The company, which helps clients with Web development and advises them on their Internet strategies, in April withdrew an earlier IPO registration with the SEC, postponing the offering because of rocky market conditions. At the time, U.S. markets were getting slammed, and technology stocks shed the most value.
Zefer's latest decision to shelve its IPO comes as the overall Internet consulting sector has taken a beating from Wall Street. Investors have turned pessimistic about the future of most players in the crowded and competitive field.
In the past few weeks, players including iXL Enterprises, Viant and Organic have issued earnings warnings and have since seen their stock plummet to single digits per share. A string of analysts have trimmed their profit forecasts or downgraded stock ratings for many in the group in response to an overall shift in consulting projects.
Given that most Net consultants are continuing to turn their focus away from dot-com projects to longer-term and more lucrative Fortune 500 engagements, analysts have said companies will see slower revenue growth, since projects will take longer to complete.

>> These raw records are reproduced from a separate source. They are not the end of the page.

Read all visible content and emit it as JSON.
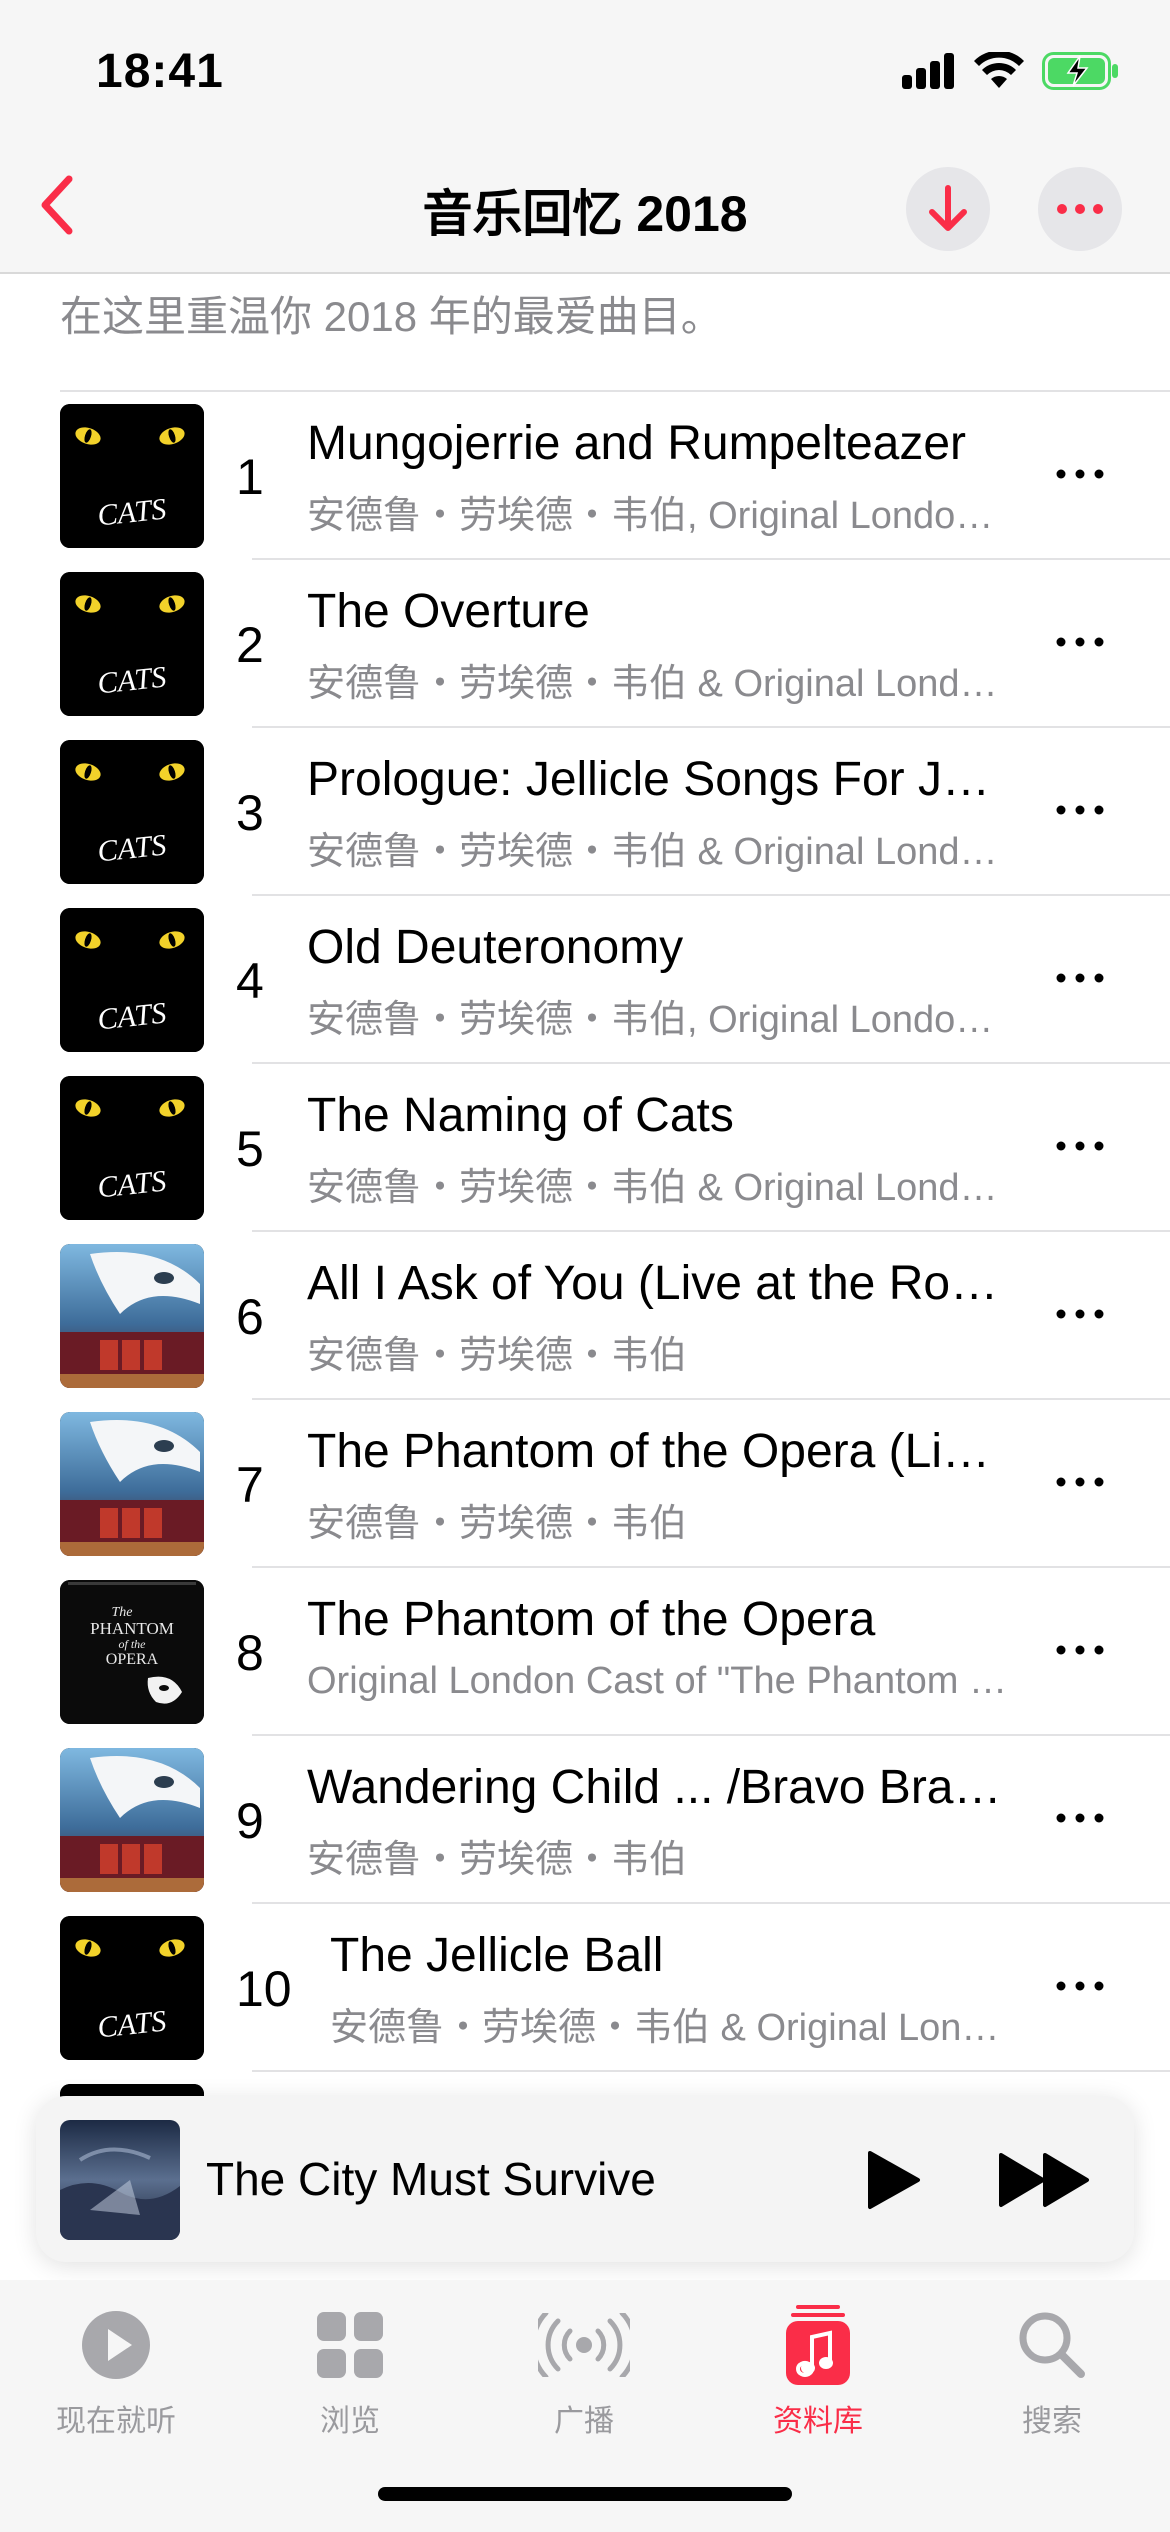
{
  "status_bar": {
    "time": "18:41"
  },
  "nav": {
    "title": "音乐回忆 2018"
  },
  "description": "在这里重温你 2018 年的最爱曲目。",
  "tracks": [
    {
      "number": "1",
      "title": "Mungojerrie and Rumpelteazer",
      "artist": "安德鲁・劳埃德・韦伯, Original London Cast of \"Cats\"",
      "art": "cats"
    },
    {
      "number": "2",
      "title": "The Overture",
      "artist": "安德鲁・劳埃德・韦伯 & Original London Cast of \"Cats\"",
      "art": "cats"
    },
    {
      "number": "3",
      "title": "Prologue: Jellicle Songs For Jellicle Cats",
      "artist": "安德鲁・劳埃德・韦伯 & Original London Cast of \"Cats\"",
      "art": "cats"
    },
    {
      "number": "4",
      "title": "Old Deuteronomy",
      "artist": "安德鲁・劳埃德・韦伯, Original London Cast of \"Cats\"",
      "art": "cats"
    },
    {
      "number": "5",
      "title": "The Naming of Cats",
      "artist": "安德鲁・劳埃德・韦伯 & Original London Cast of \"Cats\"",
      "art": "cats"
    },
    {
      "number": "6",
      "title": "All I Ask of You (Live at the Royal Albert Hall)",
      "artist": "安德鲁・劳埃德・韦伯",
      "art": "phantom-live"
    },
    {
      "number": "7",
      "title": "The Phantom of the Opera (Live)",
      "artist": "安德鲁・劳埃德・韦伯",
      "art": "phantom-live"
    },
    {
      "number": "8",
      "title": "The Phantom of the Opera",
      "artist": "Original London Cast of \"The Phantom of the Opera\"",
      "art": "phantom-black"
    },
    {
      "number": "9",
      "title": "Wandering Child ... /Bravo Bravissimo",
      "artist": "安德鲁・劳埃德・韦伯",
      "art": "phantom-live"
    },
    {
      "number": "10",
      "title": "The Jellicle Ball",
      "artist": "安德鲁・劳埃德・韦伯 & Original London Cast of \"Cats\"",
      "art": "cats"
    }
  ],
  "cats_art_label": "CATS",
  "phantom_art_label": [
    "The",
    "PHANTOM",
    "of the",
    "OPERA"
  ],
  "mini_player": {
    "title": "The City Must Survive"
  },
  "tabs": [
    {
      "label": "现在就听",
      "icon": "play-circle-icon",
      "active": false
    },
    {
      "label": "浏览",
      "icon": "grid-icon",
      "active": false
    },
    {
      "label": "广播",
      "icon": "radio-icon",
      "active": false
    },
    {
      "label": "资料库",
      "icon": "music-library-icon",
      "active": true
    },
    {
      "label": "搜索",
      "icon": "search-icon",
      "active": false
    }
  ],
  "colors": {
    "accent": "#fa2d48",
    "secondary_text": "#8a8a8e",
    "inactive_tab": "#9a9a9e"
  }
}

Zefer, which filed for its IPO in early January, planned to use the funds raised in the offering to repay debt, for working capital and for other corporate purposes, including possible acquisitions. It has done work for clients such as Sara Lee, Kraft, Greenlight.com and Burger King.
The company, which won $100 million in a second round of funding in May 1999, has swallowed up a number of smaller firms within the past year in an effort to quickly beef up its core offerings and employee base. Zefer employs roughly 750 people and has offices in Boston, Chicago, London, New York, Pittsburgh and San Francisco.
Zefer is being led by Bill Seibel, who was part of the original management team at systems integrator Cambridge Technology Partners. The company was planning to trade on the Nasdaq under the ticker symbol "ZEFR."
Credit Suisse First Boston and Deutsche Bank Securities were managing the offering.